The 2014 Green Paper on Energy Policy questioned Ireland’s policy of ignoring the potential benefits of nuclear energy. The huge global threat posed by climate change and the threat to the national economy posed by volatile fossil fuel prices was acknowledged, while accepting the useful but limited role that renewables could play in our energy future.Кирпич керамический
Ireland rejected nuclear power in 1981. What was the environmental impact of that decision?

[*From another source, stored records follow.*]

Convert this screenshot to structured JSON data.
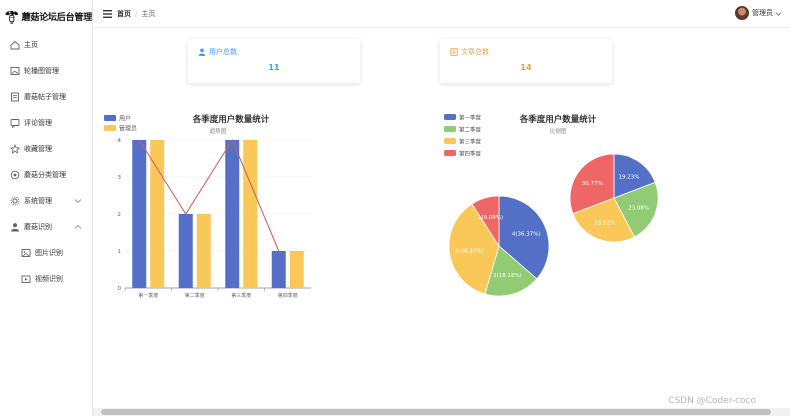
{
  "app": {
    "title": "蘑菇论坛后台管理"
  },
  "sidebar": {
    "items": [
      {
        "label": "主页",
        "icon": "home-icon"
      },
      {
        "label": "轮播图管理",
        "icon": "image-icon"
      },
      {
        "label": "蘑菇帖子管理",
        "icon": "document-icon"
      },
      {
        "label": "评论管理",
        "icon": "comment-icon"
      },
      {
        "label": "收藏管理",
        "icon": "star-icon"
      },
      {
        "label": "蘑菇分类管理",
        "icon": "category-icon"
      },
      {
        "label": "系统管理",
        "icon": "settings-icon",
        "expandable": true
      },
      {
        "label": "蘑菇识别",
        "icon": "user-icon",
        "expandable": true,
        "expanded": true
      }
    ],
    "subitems": [
      {
        "label": "图片识别",
        "icon": "picture-icon"
      },
      {
        "label": "视频识别",
        "icon": "video-icon"
      }
    ]
  },
  "header": {
    "breadcrumb_home": "首页",
    "breadcrumb_sep": "/",
    "breadcrumb_current": "主页",
    "username": "管理员"
  },
  "cards": [
    {
      "title": "用户总数",
      "value": "11",
      "color": "#409eff",
      "icon": "user-icon"
    },
    {
      "title": "文章总数",
      "value": "14",
      "color": "#e6a23c",
      "icon": "article-icon"
    }
  ],
  "colors": {
    "blue": "#5470c6",
    "green": "#91cc75",
    "yellow": "#fac858",
    "red": "#ee6666",
    "line": "#d05a5a"
  },
  "chart_data": [
    {
      "type": "bar",
      "title": "各季度用户数量统计",
      "subtitle": "趋势图",
      "categories": [
        "第一季度",
        "第二季度",
        "第三季度",
        "第四季度"
      ],
      "series": [
        {
          "name": "用户",
          "values": [
            4,
            2,
            4,
            1
          ]
        },
        {
          "name": "管理员",
          "values": [
            4,
            2,
            4,
            1
          ]
        }
      ],
      "line_overlay": [
        4,
        2,
        4,
        1
      ],
      "yticks": [
        "0",
        "1",
        "2",
        "3",
        "4"
      ],
      "ylim": [
        0,
        4
      ],
      "legend": "top-left"
    },
    {
      "type": "pie",
      "title": "各季度用户数量统计",
      "subtitle": "比例图",
      "legend": "top-left",
      "categories": [
        "第一季度",
        "第二季度",
        "第三季度",
        "第四季度"
      ],
      "pies": [
        {
          "values": [
            36.37,
            18.18,
            36.37,
            9.09
          ],
          "labels": [
            "4(36.37%)",
            "2(18.18%)",
            "4(36.37%)",
            "1(9.09%)"
          ]
        },
        {
          "values": [
            19.23,
            23.08,
            26.92,
            30.77
          ],
          "labels": [
            "19.23%",
            "23.08%",
            "26.92%",
            "30.77%"
          ]
        }
      ]
    }
  ],
  "watermark": "CSDN @Coder-coco"
}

Carnsore Point, Co Wexford, was proposed as the location for Ireland’s first nuclear power plant. Many activists celebrated the decision not to pursue this option, but what were the impacts of that decision? Was this really a victory for our environment and our economy?berryjam.ruБелое пиво Пьера Селиса
The world’s traditional means of generating energy have been intensely polluting, expelling millions of tonnes of carbon dioxide into our atmosphere with scant regard for the consequences. Ireland has been complicit in this: Moneypoint, the coal-powered station in Co Clare, releases 3.12 million tonnes of CO2 in the atmosphere annually.RA Grani

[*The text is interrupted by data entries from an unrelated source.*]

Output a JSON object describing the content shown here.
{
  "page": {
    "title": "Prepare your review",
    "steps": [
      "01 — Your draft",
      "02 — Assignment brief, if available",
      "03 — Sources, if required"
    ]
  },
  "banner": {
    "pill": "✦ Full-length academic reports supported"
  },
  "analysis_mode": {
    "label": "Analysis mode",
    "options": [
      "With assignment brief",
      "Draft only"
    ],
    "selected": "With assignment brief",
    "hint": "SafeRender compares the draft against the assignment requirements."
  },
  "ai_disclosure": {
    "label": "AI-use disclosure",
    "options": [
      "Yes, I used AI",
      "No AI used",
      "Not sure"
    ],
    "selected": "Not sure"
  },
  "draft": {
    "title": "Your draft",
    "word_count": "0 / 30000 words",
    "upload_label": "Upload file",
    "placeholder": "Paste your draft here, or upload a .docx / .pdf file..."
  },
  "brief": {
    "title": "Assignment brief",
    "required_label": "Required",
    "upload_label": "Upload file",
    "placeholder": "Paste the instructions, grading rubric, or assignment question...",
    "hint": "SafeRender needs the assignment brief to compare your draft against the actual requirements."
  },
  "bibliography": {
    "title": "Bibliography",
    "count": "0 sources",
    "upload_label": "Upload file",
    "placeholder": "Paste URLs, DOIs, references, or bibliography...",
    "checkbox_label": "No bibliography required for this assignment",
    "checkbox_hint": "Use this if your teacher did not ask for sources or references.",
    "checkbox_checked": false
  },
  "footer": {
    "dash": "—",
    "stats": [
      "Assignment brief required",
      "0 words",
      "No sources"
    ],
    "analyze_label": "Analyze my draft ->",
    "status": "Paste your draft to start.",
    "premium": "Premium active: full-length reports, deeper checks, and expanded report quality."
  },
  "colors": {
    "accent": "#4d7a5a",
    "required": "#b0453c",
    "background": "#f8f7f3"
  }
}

The difficulties at Fukushima have dominated international news coverage, and sparked angry protests. 2011 is the 25th anniversary of the Chernobyl disaster, which puts ‘PR person for nuclear industry’ at the top of the ‘thankless jobs’ list for this year. Political figures worldwide have been quick to poor scorn on the bogeyman of nuclear power. But is that fair or wise ? Hardly. Nuclear energy is the most efficient major source of energy. It is also the safest, with much less deaths than both conventional fuels and renewable technologies, and it massively reduces CO2 emissions. And if we’re serious about saving the environment, we cannot afford to dismiss nuclear power.sports74.ruВебмастерам придется устанавливать HTTPS сертификаты
OPINION: Fukushima frightens us all but mankind has never walked away from a technology, no matter how hard it is to master, write DAVID SOWBY and FRANK TURVEY
EVER SINCE a human being first lit a fire, humankind has striven to harness the forces of nature in ways that yielded benefits but which also carried risks. As civilisation progressed, the benefits of any particular advance became more substantial but, by and large, so also did the risks.
But from the boiler explosions of the 19th century, through hydroelectric dam collapses, mining and oil-rig disasters, train and air crashes, Bhopal and Chernobyl, the response of humanity has never been to abandon a technology, but to derive lessons from what has happened so as to make the benefits available more safely in the future.
Thus will it be also with nuclear power in the aftermath of the Fukushima accident.